Sisters Harriet and Charlotte Childress gave a presentation at Portland Community College in honor of “whiteness history month” in Oregon. Besides railing against the National Rifle Association and white males in general, the pair asserted that there are no mass shooters of any other demographic in the United State. Moving to political action, they recommended framing issues in debates as an evil hierarchy.
Of the various demographic groups in the country, when speaking about mass shootings, one of the sisters said “There’s only one group that’s doing it.” Instructors in chemistry and engineering at Lane Community College in Eugene OR, the Childress sisters were widely derided in 2013 for an op-ed they wrote for The Washington Post entitled “White men have much to discuss about mass shootings.” The title of the Childress’ lecture this week was “The Accumulation Effect: The national response to PCC’s Whiteness History Conference grew out of the accumulated effect of generations of hierarchy-busters. Learn simple powerful methods to keep progress for social change/social justice growing exponentially.”
The Childress twins
The presentation focused on dismantling hierarchy while seeking to avoid the use of the term “privilege.” Following the shootings at the Sandy Hook elementary school by a deranged, suicidal man in 2013, the Childress sisters determined that the NRA is allegedly ignorant about firearms, but its “authority from their position on top.” On one of the slides of the presentation, they asserted the following: “Imagine if African Americans men and boys were committing mass shootings -- we wouldn't be asking their opinions. Women and girls, immigrants, Latinos with mental health issues are not killing groups of strangers. NRA perspective comes from white males, but we're supposed to believe it represents everyone. Similarly, white male ‘American History’ is assumed to be inclusive of everyone; we must have separate classes to learn about Asian, Native, African, women.”

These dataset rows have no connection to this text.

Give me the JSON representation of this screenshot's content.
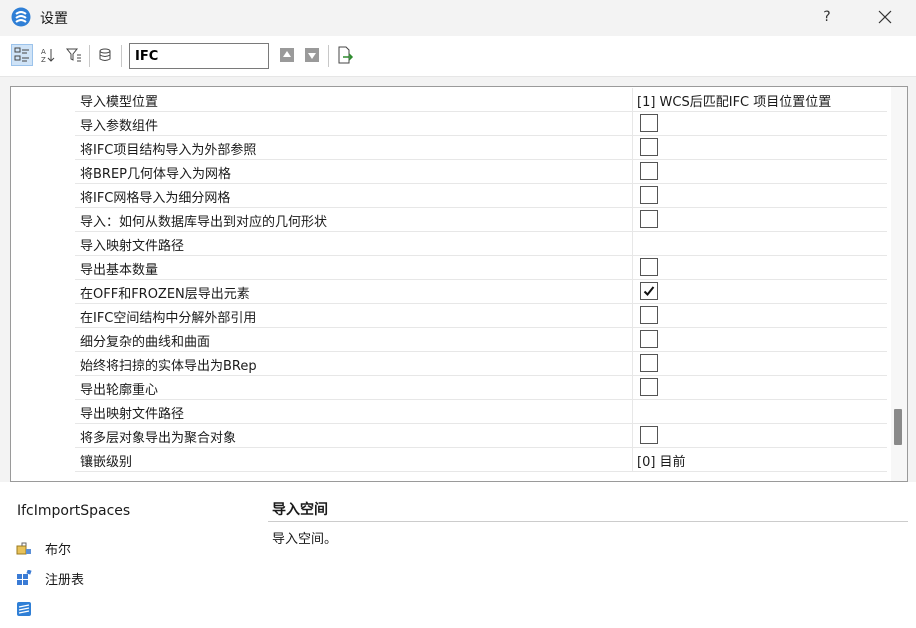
{
  "window": {
    "title": "设置",
    "help_label": "?"
  },
  "toolbar": {
    "search_value": "IFC"
  },
  "grid": {
    "rows": [
      {
        "name": "导入模型位置",
        "value": "[1] WCS后匹配IFC 项目位置位置"
      },
      {
        "name": "导入参数组件",
        "checked": false
      },
      {
        "name": "将IFC项目结构导入为外部参照",
        "checked": false
      },
      {
        "name": "将BREP几何体导入为网格",
        "checked": false
      },
      {
        "name": "将IFC网格导入为细分网格",
        "checked": false
      },
      {
        "name": "导入：如何从数据库导出到对应的几何形状",
        "checked": false
      },
      {
        "name": "导入映射文件路径",
        "value": ""
      },
      {
        "name": "导出基本数量",
        "checked": false
      },
      {
        "name": "在OFF和FROZEN层导出元素",
        "checked": true
      },
      {
        "name": "在IFC空间结构中分解外部引用",
        "checked": false
      },
      {
        "name": "细分复杂的曲线和曲面",
        "checked": false
      },
      {
        "name": "始终将扫掠的实体导出为BRep",
        "checked": false
      },
      {
        "name": "导出轮廓重心",
        "checked": false
      },
      {
        "name": "导出映射文件路径",
        "value": ""
      },
      {
        "name": "将多层对象导出为聚合对象",
        "checked": false
      },
      {
        "name": "镶嵌级别",
        "value": "[0] 目前"
      }
    ],
    "scroll_position": 0.9
  },
  "details": {
    "property_name": "IfcImportSpaces",
    "type_label": "布尔",
    "storage_label": "注册表",
    "description_title": "导入空间",
    "description_text": "导入空间。"
  },
  "colors": {
    "accent": "#0078d4",
    "selection": "#cfe3f7"
  }
}
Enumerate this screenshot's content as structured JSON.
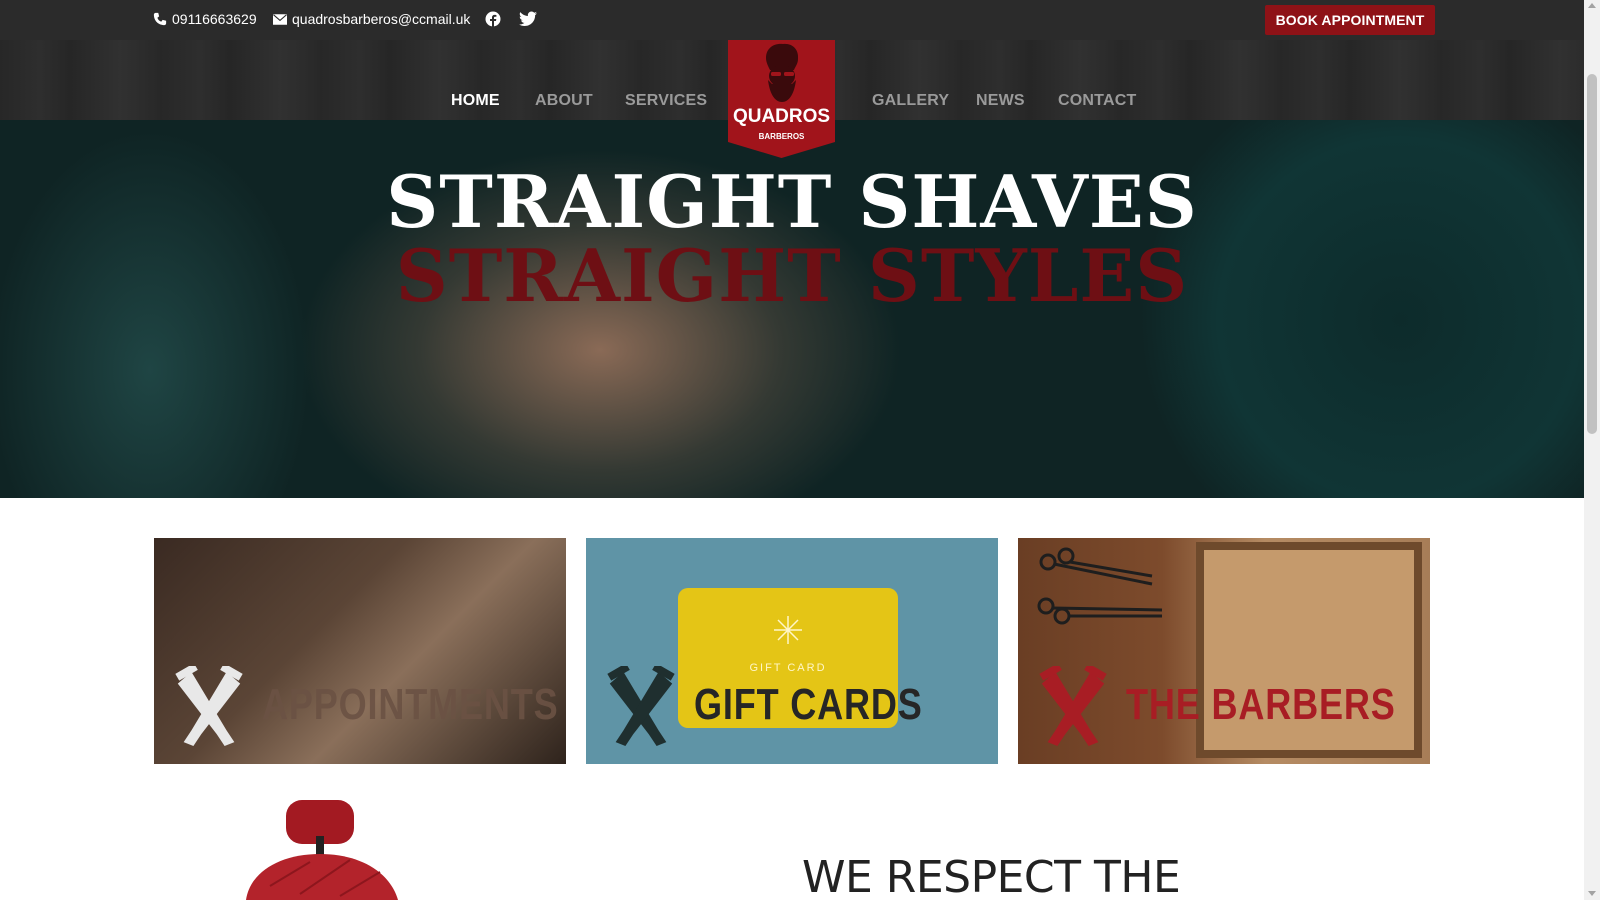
{
  "topbar": {
    "phone": "09116663629",
    "email": "quadrosbarberos@ccmail.uk",
    "phone_icon": "phone-icon",
    "email_icon": "envelope-icon",
    "social_icons": [
      "facebook-icon",
      "twitter-icon"
    ],
    "book_label": "BOOK APPOINTMENT"
  },
  "nav": {
    "items": [
      "HOME",
      "ABOUT",
      "SERVICES",
      "GALLERY",
      "NEWS",
      "CONTACT"
    ],
    "active": "HOME"
  },
  "logo": {
    "name": "QUADROS",
    "sub": "BARBEROS",
    "icon": "bearded-man-logo"
  },
  "hero": {
    "line1": "STRAIGHT SHAVES",
    "line2": "STRAIGHT STYLES"
  },
  "cards": [
    {
      "label": "APPOINTMENTS",
      "icon": "crossed-clippers-icon"
    },
    {
      "label": "GIFT CARDS",
      "icon": "crossed-clippers-icon",
      "card_text": "GIFT CARD"
    },
    {
      "label": "THE BARBERS",
      "icon": "crossed-clippers-icon"
    }
  ],
  "section": {
    "heading": "WE RESPECT THE"
  },
  "colors": {
    "topbar_bg": "#2b2b2b",
    "accent_red": "#8e1217",
    "hero_dark_red": "#6e0f14",
    "barbers_red": "#a81d24"
  }
}
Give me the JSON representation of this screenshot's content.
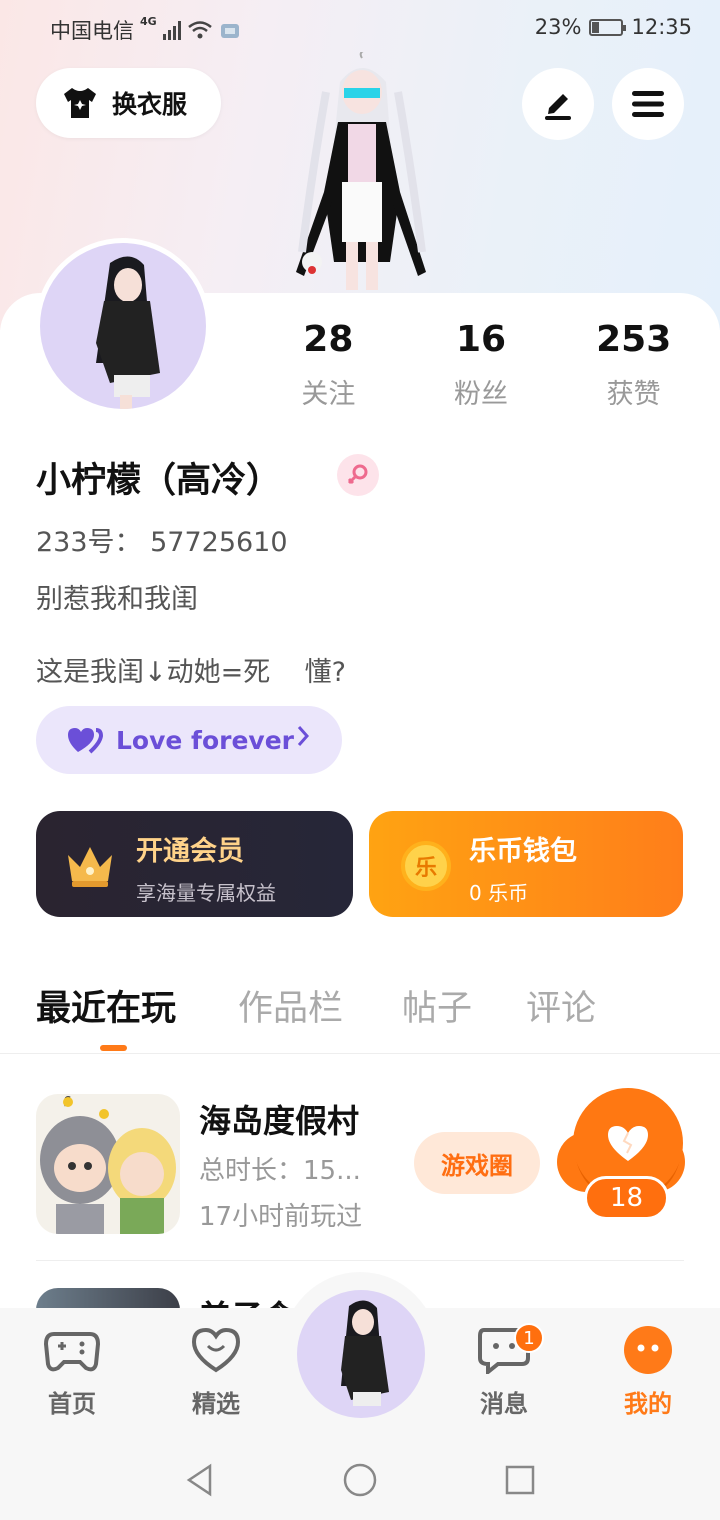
{
  "status_bar": {
    "carrier": "中国电信",
    "network": "4G",
    "battery": "23%",
    "time": "12:35"
  },
  "header": {
    "outfit_label": "换衣服"
  },
  "stats": [
    {
      "value": "28",
      "label": "关注"
    },
    {
      "value": "16",
      "label": "粉丝"
    },
    {
      "value": "253",
      "label": "获赞"
    }
  ],
  "profile": {
    "username": "小柠檬（高冷）",
    "uid": "233号： 57725610",
    "bio_line1": "别惹我和我闺",
    "bio_line2": "这是我闺↓动她=死    懂?",
    "relation_label": "Love forever"
  },
  "vip": {
    "title": "开通会员",
    "subtitle": "享海量专属权益"
  },
  "wallet": {
    "title": "乐币钱包",
    "subtitle": "0 乐币",
    "coin_glyph": "乐"
  },
  "tabs": [
    "最近在玩",
    "作品栏",
    "帖子",
    "评论"
  ],
  "games": [
    {
      "name": "海岛度假村",
      "time": "总时长：15...",
      "last_played": "17小时前玩过",
      "circle_label": "游戏圈"
    },
    {
      "name": "美子食"
    }
  ],
  "like_count": "18",
  "bottom_nav": {
    "home": "首页",
    "featured": "精选",
    "messages": "消息",
    "messages_badge": "1",
    "mine": "我的"
  },
  "colors": {
    "accent": "#ff7a18",
    "purple": "#6b4fd8",
    "vip_gold": "#ffd38a"
  }
}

The Childress sisters said during their presentation that the “clueless” Republicans who support GOP candidates Donald Trump and Ted Cruz, listen to radio personality Rush Limbaugh or watch the Fox television network are allegedly “conservators of hierarchy.” They used cartoons to illustrate their contentions about conservatives. They used a fictitious character, David, to explain how he might be higher on some hierarchies, and lower on others. Such as his race (Asian), height, hair, physical shape, and his “ableism.” ‘David” is “higher” on the ableism hierarchy scale, say the Childress sisters, because he has all of his fingers, but he is lower on the sexuality scale because he’s homosexual and lives with his partner.
“Ableism” has been described as form of discrimination or social prejudice against people who have disabilities. Advocates of the term may also refer to: disability discrimination, ablecentrism, physicalism, handicapism, and disability oppression.
The pair of professors defended the former governor of Alabama, George Wallace, for his active life despite being confined to a wheel chair as a result of an assassination attempt, but ignored his lifelong affiliation with the Democratic Party when they talked about his vocal opposition to civil rights for African Americans. In Portland, according to the U.S. Census Bureau, African Americans accounted for 6.3 percent of the city’s population, whereas in the U.S. nationally the number stands at 13 percent.
Harriet and Charlotte Childress are the authors of 'Clueless at the Top: while the rest of us turn elsewhere for life, liberty, and happiness.'
It was at Umpqua Community College in Roseberg, Oregon, that an African American man, Chris Harper-Mercer (26) shot nine people to death. Those who self-identified as Christian, he shot in the head. Those who answered otherwise were shot in the legs.